In the last couple of months, this column has sought answers to the question regarding the future of Minneapolis Police Chief Medaria Arradondo, including concerns with the proposed charter amendment to restructure the Minneapolis Police Department (MPD) so that the chief would report to the mayor and the 13-member council.
As interim chief, Arradondo’s job is to continue to lead the MPD until his term ends December 31, 2018.
With the end near, there needs to be a signal from Mayor Jacob Frey, who is the appointing authority, as to whether there is to be continuity or the time-taking process and turmoil of seeking a new chief from applicants across the country.
How will the whispers play out to the U.S. Department of Justice’s desire to place the MPD in federal receivership if it finds grounds?
Why isn’t concurrence given, as required under the provisions of the City charter? We are aware that some City Council members whisper that the chief is neither strong enough in his management of the MPD nor effective in providing public safety for a growing and prosperous population.
But, political agendas are not governing facts — hence the disturbing idea of having Chief Arradondo report to 14 bosses.
I submit and maintain that such whispers offer only false, agenda-driven analyses and premises, while the leadership of the liberal community of Minneapolis is silent regarding support for Chief Arradondo. Either acceptance or rejection should be stated with absolute clarity. If there is some reason for not supporting the permanent appointment of Chief Arradondo as head of the MPD, it should be put on the table and not discussed in whispers.
The department needs, and its chief must insist on, the strongest possible support and endorsement. At a time when the City of Minneapolis will be in the national spotlight in regards to national events (including the NCAA Final Four), the city needs a strong department and strong chief. In a word: Arradondo.

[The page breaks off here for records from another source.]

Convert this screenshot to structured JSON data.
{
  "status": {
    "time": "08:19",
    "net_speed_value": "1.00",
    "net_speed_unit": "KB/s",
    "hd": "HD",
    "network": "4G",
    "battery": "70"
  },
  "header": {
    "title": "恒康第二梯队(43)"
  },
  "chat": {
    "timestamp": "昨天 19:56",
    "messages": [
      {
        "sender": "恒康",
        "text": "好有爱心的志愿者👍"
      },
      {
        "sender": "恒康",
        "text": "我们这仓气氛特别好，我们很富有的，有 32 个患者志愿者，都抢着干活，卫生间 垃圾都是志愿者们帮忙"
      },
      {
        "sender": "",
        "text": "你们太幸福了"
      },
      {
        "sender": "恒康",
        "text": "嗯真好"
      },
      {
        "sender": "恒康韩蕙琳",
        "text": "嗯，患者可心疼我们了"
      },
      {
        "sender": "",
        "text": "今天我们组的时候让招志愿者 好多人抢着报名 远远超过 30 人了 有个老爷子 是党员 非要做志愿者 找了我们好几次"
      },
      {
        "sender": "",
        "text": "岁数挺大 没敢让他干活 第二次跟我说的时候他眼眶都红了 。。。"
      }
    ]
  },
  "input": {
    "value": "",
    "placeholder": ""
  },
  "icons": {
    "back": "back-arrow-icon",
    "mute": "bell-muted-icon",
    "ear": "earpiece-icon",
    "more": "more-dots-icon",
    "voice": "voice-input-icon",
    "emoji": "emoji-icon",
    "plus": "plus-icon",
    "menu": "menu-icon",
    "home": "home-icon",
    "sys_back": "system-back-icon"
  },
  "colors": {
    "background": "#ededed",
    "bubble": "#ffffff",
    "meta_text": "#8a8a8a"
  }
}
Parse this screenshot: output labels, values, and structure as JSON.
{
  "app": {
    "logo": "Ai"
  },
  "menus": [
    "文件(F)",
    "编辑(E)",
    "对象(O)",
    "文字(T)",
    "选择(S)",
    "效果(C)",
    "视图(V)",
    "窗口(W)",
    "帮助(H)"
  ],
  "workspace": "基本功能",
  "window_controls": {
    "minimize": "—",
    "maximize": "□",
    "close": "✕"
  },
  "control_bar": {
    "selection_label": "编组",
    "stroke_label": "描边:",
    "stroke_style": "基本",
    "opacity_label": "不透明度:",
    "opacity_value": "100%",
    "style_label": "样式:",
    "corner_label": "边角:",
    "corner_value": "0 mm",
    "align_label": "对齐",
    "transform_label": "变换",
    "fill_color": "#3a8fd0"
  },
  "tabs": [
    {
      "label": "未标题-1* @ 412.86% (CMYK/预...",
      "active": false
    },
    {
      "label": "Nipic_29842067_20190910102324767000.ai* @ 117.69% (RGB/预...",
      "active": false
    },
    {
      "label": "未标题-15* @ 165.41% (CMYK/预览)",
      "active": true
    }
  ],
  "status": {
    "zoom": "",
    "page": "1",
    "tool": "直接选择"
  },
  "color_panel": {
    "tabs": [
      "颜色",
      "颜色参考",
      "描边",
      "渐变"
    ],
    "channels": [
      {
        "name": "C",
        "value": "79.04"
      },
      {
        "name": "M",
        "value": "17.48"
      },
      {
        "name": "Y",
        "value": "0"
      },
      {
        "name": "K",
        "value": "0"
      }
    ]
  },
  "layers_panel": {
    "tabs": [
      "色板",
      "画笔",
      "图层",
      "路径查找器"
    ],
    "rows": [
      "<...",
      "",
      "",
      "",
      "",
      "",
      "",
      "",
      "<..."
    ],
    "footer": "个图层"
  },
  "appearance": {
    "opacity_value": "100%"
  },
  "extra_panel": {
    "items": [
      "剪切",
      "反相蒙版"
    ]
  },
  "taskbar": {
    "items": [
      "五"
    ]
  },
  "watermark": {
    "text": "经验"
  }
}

I say the interim chief has earned the permanent title and appointment. His being the first Black chief in MPD history is an added benefit to help include all so as to avoid becoming another Chicago.
I do not enjoy raising the question of race, but I, too, have heard the whispers and the statements of City Hall and DFL leadership in regards to the issue of race.
The attempt to impose 13 new bosses for Chief Arradondo to report to was a clear attempt to bring into discussion the long since discredited, yet still, notions by some regarding the intelligence and abilities of a Black man.
We must remember, that if not for the leadership of former Council President Barb Johnson, the coalition needed to support his appointment would not have held.
This kind of gamesmanship does not serve the city well and mocks our liberal pride. It does not speak to providing an MPD working to keep the entire city safe, unlike in other cities.
Arradondo is needed by Minneapolis. He and the MPD are what keep Minneapolis from falling apart. As a progressive city, we must commit to doing the right thing and act with integrity and honesty. That includes appointing Arradondo to permanent status as chief.